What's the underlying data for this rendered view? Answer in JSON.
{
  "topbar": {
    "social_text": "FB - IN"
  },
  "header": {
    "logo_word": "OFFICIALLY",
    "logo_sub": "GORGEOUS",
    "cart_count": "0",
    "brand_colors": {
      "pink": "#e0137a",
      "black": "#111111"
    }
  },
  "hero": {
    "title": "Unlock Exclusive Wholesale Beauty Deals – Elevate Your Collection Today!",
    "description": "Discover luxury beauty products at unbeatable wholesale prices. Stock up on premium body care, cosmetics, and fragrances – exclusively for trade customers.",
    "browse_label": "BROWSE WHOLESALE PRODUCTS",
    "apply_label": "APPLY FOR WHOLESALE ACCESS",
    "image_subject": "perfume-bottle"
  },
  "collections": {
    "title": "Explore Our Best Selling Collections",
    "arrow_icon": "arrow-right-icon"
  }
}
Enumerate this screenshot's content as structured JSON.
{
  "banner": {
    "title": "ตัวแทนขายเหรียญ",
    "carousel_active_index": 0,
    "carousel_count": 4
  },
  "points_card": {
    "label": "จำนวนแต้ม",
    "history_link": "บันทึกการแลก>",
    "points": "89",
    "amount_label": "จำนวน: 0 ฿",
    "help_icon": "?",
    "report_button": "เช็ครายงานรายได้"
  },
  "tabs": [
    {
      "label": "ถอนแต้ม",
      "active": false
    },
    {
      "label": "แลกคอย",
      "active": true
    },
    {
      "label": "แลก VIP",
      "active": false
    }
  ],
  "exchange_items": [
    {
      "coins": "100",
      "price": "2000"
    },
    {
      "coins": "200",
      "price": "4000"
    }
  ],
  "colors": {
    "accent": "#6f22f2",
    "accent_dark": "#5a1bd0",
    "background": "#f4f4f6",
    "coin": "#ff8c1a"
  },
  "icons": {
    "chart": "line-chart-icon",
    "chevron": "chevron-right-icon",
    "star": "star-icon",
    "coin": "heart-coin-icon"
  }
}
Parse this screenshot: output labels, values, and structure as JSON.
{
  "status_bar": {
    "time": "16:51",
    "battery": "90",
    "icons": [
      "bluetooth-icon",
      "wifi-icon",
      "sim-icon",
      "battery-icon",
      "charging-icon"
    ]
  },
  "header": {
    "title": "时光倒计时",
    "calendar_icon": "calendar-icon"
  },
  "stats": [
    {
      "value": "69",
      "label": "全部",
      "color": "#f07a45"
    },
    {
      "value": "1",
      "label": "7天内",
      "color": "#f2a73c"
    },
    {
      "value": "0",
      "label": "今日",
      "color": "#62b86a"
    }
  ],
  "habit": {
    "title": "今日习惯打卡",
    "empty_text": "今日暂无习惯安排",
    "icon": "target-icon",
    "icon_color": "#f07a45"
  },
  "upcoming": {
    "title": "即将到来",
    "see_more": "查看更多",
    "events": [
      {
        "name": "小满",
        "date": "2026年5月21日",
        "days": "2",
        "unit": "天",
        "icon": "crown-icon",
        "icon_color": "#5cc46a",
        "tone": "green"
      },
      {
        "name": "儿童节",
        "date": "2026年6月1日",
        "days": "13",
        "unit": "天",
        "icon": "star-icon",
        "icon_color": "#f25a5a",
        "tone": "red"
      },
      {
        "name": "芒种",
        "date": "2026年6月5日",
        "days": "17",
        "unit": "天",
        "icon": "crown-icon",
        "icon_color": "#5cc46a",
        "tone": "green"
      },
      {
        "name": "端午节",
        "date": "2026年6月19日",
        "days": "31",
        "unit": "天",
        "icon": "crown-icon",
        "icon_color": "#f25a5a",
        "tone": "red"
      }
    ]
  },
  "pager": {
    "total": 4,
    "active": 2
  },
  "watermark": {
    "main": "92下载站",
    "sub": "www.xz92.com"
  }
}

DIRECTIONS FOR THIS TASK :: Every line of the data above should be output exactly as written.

ANSWER SPACE ::
What's the underlying data for this rendered view? Answer in JSON.
{
  "topbar": {
    "social_text": "FB - IN"
  },
  "header": {
    "logo_word": "OFFICIALLY",
    "logo_sub": "GORGEOUS",
    "cart_count": "0",
    "brand_colors": {
      "pink": "#e0137a",
      "black": "#111111"
    }
  },
  "hero": {
    "title": "Unlock Exclusive Wholesale Beauty Deals – Elevate Your Collection Today!",
    "description": "Discover luxury beauty products at unbeatable wholesale prices. Stock up on premium body care, cosmetics, and fragrances – exclusively for trade customers.",
    "browse_label": "BROWSE WHOLESALE PRODUCTS",
    "apply_label": "APPLY FOR WHOLESALE ACCESS",
    "image_subject": "perfume-bottle"
  },
  "collections": {
    "title": "Explore Our Best Selling Collections",
    "arrow_icon": "arrow-right-icon"
  }
}
Enumerate this screenshot's content as structured JSON.
{
  "banner": {
    "title": "ตัวแทนขายเหรียญ",
    "carousel_active_index": 0,
    "carousel_count": 4
  },
  "points_card": {
    "label": "จำนวนแต้ม",
    "history_link": "บันทึกการแลก>",
    "points": "89",
    "amount_label": "จำนวน: 0 ฿",
    "help_icon": "?",
    "report_button": "เช็ครายงานรายได้"
  },
  "tabs": [
    {
      "label": "ถอนแต้ม",
      "active": false
    },
    {
      "label": "แลกคอย",
      "active": true
    },
    {
      "label": "แลก VIP",
      "active": false
    }
  ],
  "exchange_items": [
    {
      "coins": "100",
      "price": "2000"
    },
    {
      "coins": "200",
      "price": "4000"
    }
  ],
  "colors": {
    "accent": "#6f22f2",
    "accent_dark": "#5a1bd0",
    "background": "#f4f4f6",
    "coin": "#ff8c1a"
  },
  "icons": {
    "chart": "line-chart-icon",
    "chevron": "chevron-right-icon",
    "star": "star-icon",
    "coin": "heart-coin-icon"
  }
}
Parse this screenshot: output labels, values, and structure as JSON.
{
  "status_bar": {
    "time": "16:51",
    "battery": "90",
    "icons": [
      "bluetooth-icon",
      "wifi-icon",
      "sim-icon",
      "battery-icon",
      "charging-icon"
    ]
  },
  "header": {
    "title": "时光倒计时",
    "calendar_icon": "calendar-icon"
  },
  "stats": [
    {
      "value": "69",
      "label": "全部",
      "color": "#f07a45"
    },
    {
      "value": "1",
      "label": "7天内",
      "color": "#f2a73c"
    },
    {
      "value": "0",
      "label": "今日",
      "color": "#62b86a"
    }
  ],
  "habit": {
    "title": "今日习惯打卡",
    "empty_text": "今日暂无习惯安排",
    "icon": "target-icon",
    "icon_color": "#f07a45"
  },
  "upcoming": {
    "title": "即将到来",
    "see_more": "查看更多",
    "events": [
      {
        "name": "小满",
        "date": "2026年5月21日",
        "days": "2",
        "unit": "天",
        "icon": "crown-icon",
        "icon_color": "#5cc46a",
        "tone": "green"
      },
      {
        "name": "儿童节",
        "date": "2026年6月1日",
        "days": "13",
        "unit": "天",
        "icon": "star-icon",
        "icon_color": "#f25a5a",
        "tone": "red"
      },
      {
        "name": "芒种",
        "date": "2026年6月5日",
        "days": "17",
        "unit": "天",
        "icon": "crown-icon",
        "icon_color": "#5cc46a",
        "tone": "green"
      },
      {
        "name": "端午节",
        "date": "2026年6月19日",
        "days": "31",
        "unit": "天",
        "icon": "crown-icon",
        "icon_color": "#f25a5a",
        "tone": "red"
      }
    ]
  },
  "pager": {
    "total": 4,
    "active": 2
  },
  "watermark": {
    "main": "92下载站",
    "sub": "www.xz92.com"
  }
}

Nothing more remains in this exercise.